Now let’s explore untapped opportunities such as internships, which are work-like experiences, unpaid or paid, that offer excellent opportunities to practice working, explore careers and gain new skills. Internship selection committees look for candidates with well-rounded experiences (academic, extracurricular) potentiality related to the opportunity. Pay close attention to potentiality, which is defined by the Oxford dictionary as “latent qualities or abilities that may be developed and lead to future success or usefulness.” Grades and awards matter, but individuality matters the most. Make it personal! Expand on the qualities that make you the perfect fit for the opportunity. Be relatable, be curious, be brave and show you are and can be a leader. Everything counts, like the time you helped your neighbor troubleshoot their nonworking Wi-Fi network, or when you helped your uncle create a Facebook profile, or when you assisted your teacher and your classmates with the resolution of a conflict in class. Bring your potentiality to life on a resume created specifically for internship opportunities.

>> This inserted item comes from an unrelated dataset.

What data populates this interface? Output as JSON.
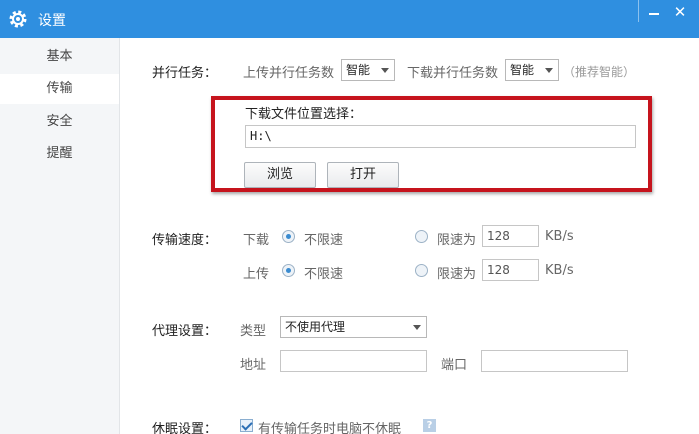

Here are a few last words of guidance to help you create your own golden ticket: Select the best resume structure according to the opportunity, and do not use an online resume builder. Ask your teachers, counselor, assistant principal, principal, parents and trusted adults for feedback and take their advice with a grain of salt. Be comfortable with rejection. As Albert Einstein said, “Failure is success in progress.” If crafted with purpose and passion, your resume will turn into a golden ticket for entering your next life experience. Best of luck!

About DoD STEM and Defense STEM Education Consortium

Defense STEM Education Consortium (DSEC) is a collaborative partnership of STEM-focused organizations dedicated to addressing and prioritizing our nation’s STEM talent. DSEC aims to broaden STEM literacy and develop a diverse and agile workforce with the technical excellence to defend our nation. Through strategic investment in STEM education and outreach activities, the effort will provide students with more exposure to educational and career opportunities as well as DoD research. DSEC is led on behalf of DoD STEM by RTI International.

About Teaching Institute for Excellence in STEM

The goal of the Teaching Institute for Excellence in STEM (TIES) is to work with school districts to ensure that all young people complete their secondary and postsecondary education “STEM ready.” This vision is intentionally inclusive of all students and reflects the inequity of access to learning. TIES defines success not by whether students choose to pursue STEM careers but by whether they have been provided high-value, relevant education that allows them to graduate with the skills and knowledge to make informed choices. TIES’s role in DSEC is to expand partnerships between numerous TIES ecosystem projects and DoD laboratories.